If AC/DC came with written directions, they would read, “Riff. Rock. Release. Repeat.”
Perfect music for killing cancer cells.
Of course, an AC/DC tribute band jamming in front of about 100 people in a small-town Iowa park isn’t quite the same thing as the original rockers in their prime, lighting up a sold-out arena. But that’s OK. My cancer-fighting buddy and I, in our 50s, aren’t quite the same as we once were, either. Our days of banging heads are far behind us. We are not elitists. We can accept a substitute.
So we sat in our comfortable lawn chairs and watched and listened. The weather was gorgeous. The band was entertaining and fun. They dressed up like the members of the real band, and tried to behave like them. We guessed which songs they would play, and which songs we wished they would play, but knew they wouldn’t. AC/DC has a tremendous catalog, but we were not surprised, not once. We were pleased. And we enjoyed each other’s company.
And I remembered being 16, and calling up my buddy, and asking, “do you want to come over and listen to some heavy metal?”

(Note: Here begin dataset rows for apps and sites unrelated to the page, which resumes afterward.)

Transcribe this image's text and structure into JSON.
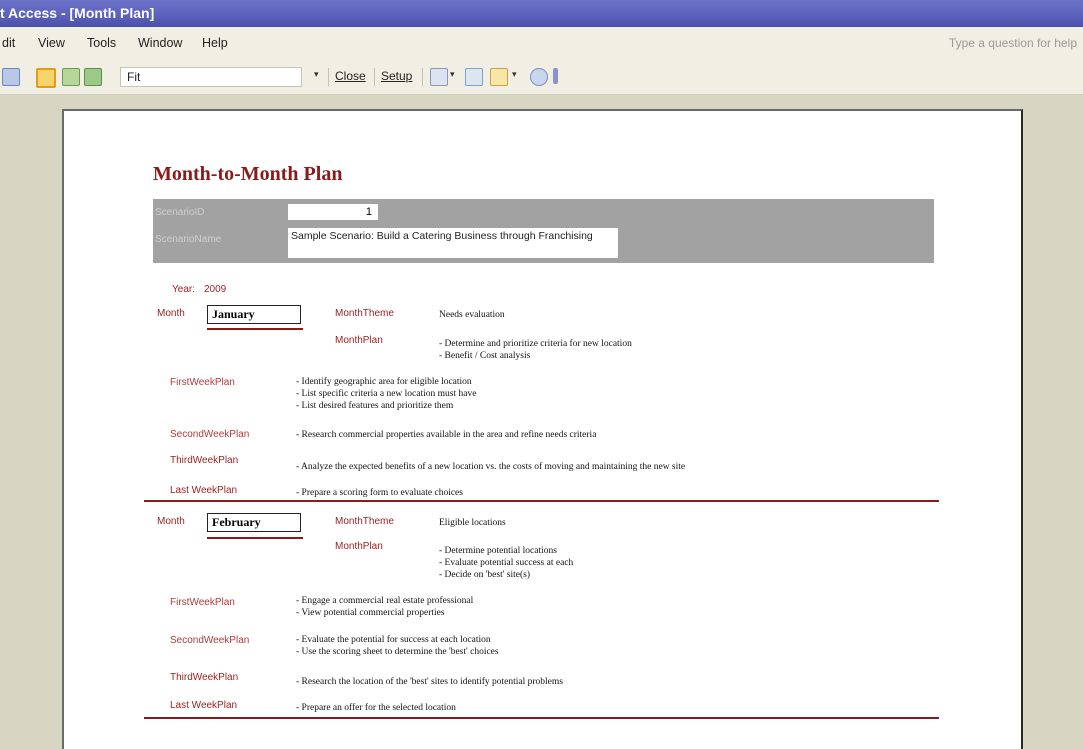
{
  "window": {
    "title": "t Access - [Month Plan]"
  },
  "menu": {
    "items": [
      "dit",
      "View",
      "Tools",
      "Window",
      "Help"
    ],
    "help_placeholder": "Type a question for help"
  },
  "toolbar": {
    "zoom_value": "Fit",
    "close_label": "Close",
    "setup_label": "Setup",
    "dropdown_glyph": "▾"
  },
  "report": {
    "title": "Month-to-Month Plan",
    "scenario_id_label": "ScenarioID",
    "scenario_id": "1",
    "scenario_name_label": "ScenarioName",
    "scenario_name": "Sample Scenario:  Build a Catering Business through Franchising",
    "year_label": "Year:",
    "year": "2009",
    "labels": {
      "month": "Month",
      "month_theme": "MonthTheme",
      "month_plan": "MonthPlan",
      "week1": "FirstWeekPlan",
      "week2": "SecondWeekPlan",
      "week3": "ThirdWeekPlan",
      "week4": "Last WeekPlan"
    },
    "months": [
      {
        "month": "January",
        "theme": "Needs evaluation",
        "plan": [
          "- Determine and prioritize criteria for new location",
          "- Benefit / Cost analysis"
        ],
        "week1": [
          "- Identify geographic area for eligible location",
          "- List specific criteria a new location must have",
          "- List desired features and prioritize them"
        ],
        "week2": [
          "- Research commercial properties available in the area and refine needs criteria"
        ],
        "week3": [
          "- Analyze the expected benefits of a new location vs. the costs of moving and maintaining the new site"
        ],
        "week4": [
          "- Prepare a scoring form to evaluate choices"
        ]
      },
      {
        "month": "February",
        "theme": "Eligible locations",
        "plan": [
          "- Determine potential locations",
          "- Evaluate potential success at each",
          "- Decide on 'best' site(s)"
        ],
        "week1": [
          "- Engage a commercial real estate professional",
          "- View potential commercial properties"
        ],
        "week2": [
          "- Evaluate the potential for success at each location",
          "- Use the scoring sheet to determine the 'best' choices"
        ],
        "week3": [
          "- Research the location of the 'best' sites to identify potential problems"
        ],
        "week4": [
          "- Prepare an offer for the selected location"
        ]
      }
    ]
  },
  "colors": {
    "title_bar": "#5b60bb",
    "accent": "#8b1a1a",
    "header_band": "#a2a2a2",
    "app_bg": "#d8d6c3"
  }
}
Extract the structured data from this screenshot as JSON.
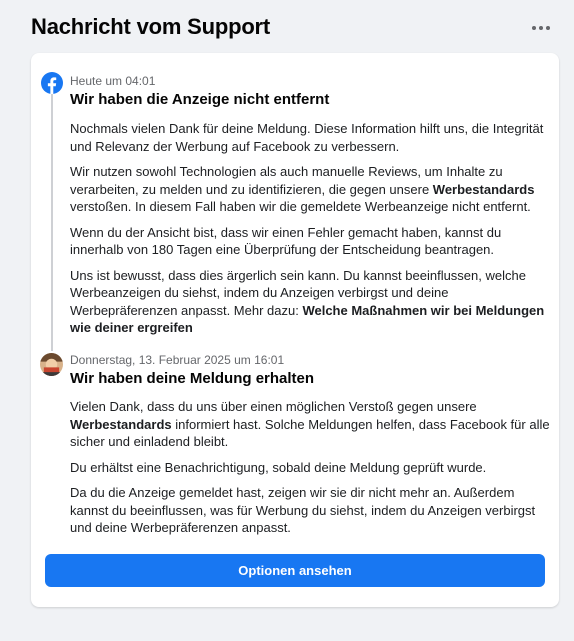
{
  "header": {
    "title": "Nachricht vom Support"
  },
  "messages": [
    {
      "timestamp": "Heute um 04:01",
      "title": "Wir haben die Anzeige nicht entfernt",
      "p1": "Nochmals vielen Dank für deine Meldung. Diese Information hilft uns, die Integrität und Relevanz der Werbung auf Facebook zu verbessern.",
      "p2_a": "Wir nutzen sowohl Technologien als auch manuelle Reviews, um Inhalte zu verarbeiten, zu melden und zu identifizieren, die gegen unsere ",
      "p2_bold": "Werbestandards",
      "p2_b": " verstoßen. In diesem Fall haben wir die gemeldete Werbeanzeige nicht entfernt.",
      "p3": "Wenn du der Ansicht bist, dass wir einen Fehler gemacht haben, kannst du innerhalb von 180 Tagen eine Überprüfung der Entscheidung beantragen.",
      "p4_a": "Uns ist bewusst, dass dies ärgerlich sein kann. Du kannst beeinflussen, welche Werbeanzeigen du siehst, indem du Anzeigen verbirgst und deine Werbepräferenzen anpasst. Mehr dazu: ",
      "p4_bold": "Welche Maßnahmen wir bei Meldungen wie deiner ergreifen"
    },
    {
      "timestamp": "Donnerstag, 13. Februar 2025 um 16:01",
      "title": "Wir haben deine Meldung erhalten",
      "p1_a": "Vielen Dank, dass du uns über einen möglichen Verstoß gegen unsere ",
      "p1_bold": "Werbestandards",
      "p1_b": " informiert hast. Solche Meldungen helfen, dass Facebook für alle sicher und einladend bleibt.",
      "p2": "Du erhältst eine Benachrichtigung, sobald deine Meldung geprüft wurde.",
      "p3": "Da du die Anzeige gemeldet hast, zeigen wir sie dir nicht mehr an. Außerdem kannst du beeinflussen, was für Werbung du siehst, indem du Anzeigen verbirgst und deine Werbepräferenzen anpasst."
    }
  ],
  "actions": {
    "options_label": "Optionen ansehen"
  },
  "icons": {
    "more": "more-horizontal-icon",
    "sender1": "facebook-logo-icon",
    "sender2": "user-avatar"
  },
  "colors": {
    "accent": "#1877f2",
    "background": "#f0f2f5",
    "card": "#ffffff"
  }
}
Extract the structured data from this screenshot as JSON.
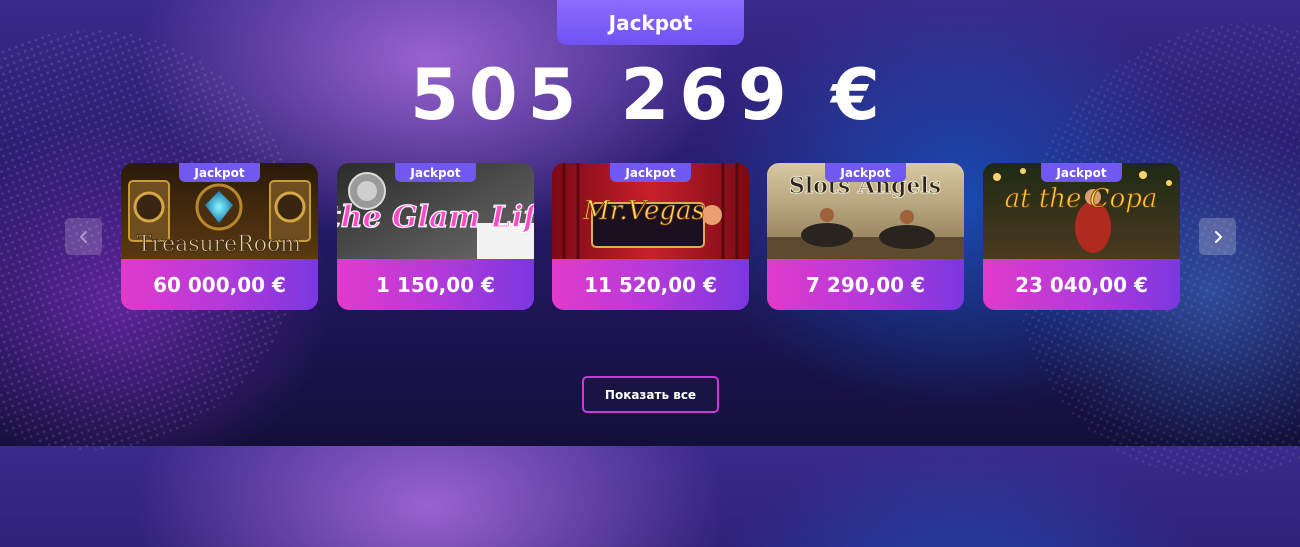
{
  "header": {
    "tab_label": "Jackpot",
    "total_amount": "505 269 €"
  },
  "carousel": {
    "prev_icon": "chevron-left-icon",
    "next_icon": "chevron-right-icon",
    "cards": [
      {
        "badge": "Jackpot",
        "thumb_title": "TreasureRoom",
        "amount": "60 000,00 €"
      },
      {
        "badge": "Jackpot",
        "thumb_title": "the Glam Life",
        "amount": "1 150,00 €"
      },
      {
        "badge": "Jackpot",
        "thumb_title": "Mr.Vegas",
        "amount": "11 520,00 €"
      },
      {
        "badge": "Jackpot",
        "thumb_title": "Slots Angels",
        "amount": "7 290,00 €"
      },
      {
        "badge": "Jackpot",
        "thumb_title": "at the Copa",
        "amount": "23 040,00 €"
      }
    ]
  },
  "footer": {
    "show_all_label": "Показать все"
  },
  "colors": {
    "tab": "#7b5cf5",
    "price_gradient_start": "#e13acb",
    "price_gradient_end": "#7a37e0",
    "button_border": "#c93ad7"
  }
}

And he’d come over and we would talk and laugh and brag and tell stories and listen to music. It would last a couple hours.
It wasn’t about the music, or the conversation, or even the laughter. It was about the couple hours.
When you’re 16, a couple hours with a friend doesn’t seem like all that much. When you’re older, and facing a cancer diagnosis, a couple of hours with a friend might be all the time that’s left in the world.
So the next time an old friend sends you a message, and invites you to do something somewhere, I recommend you go do it.
Take no prisoners. Spare no lives. Put up a fight together.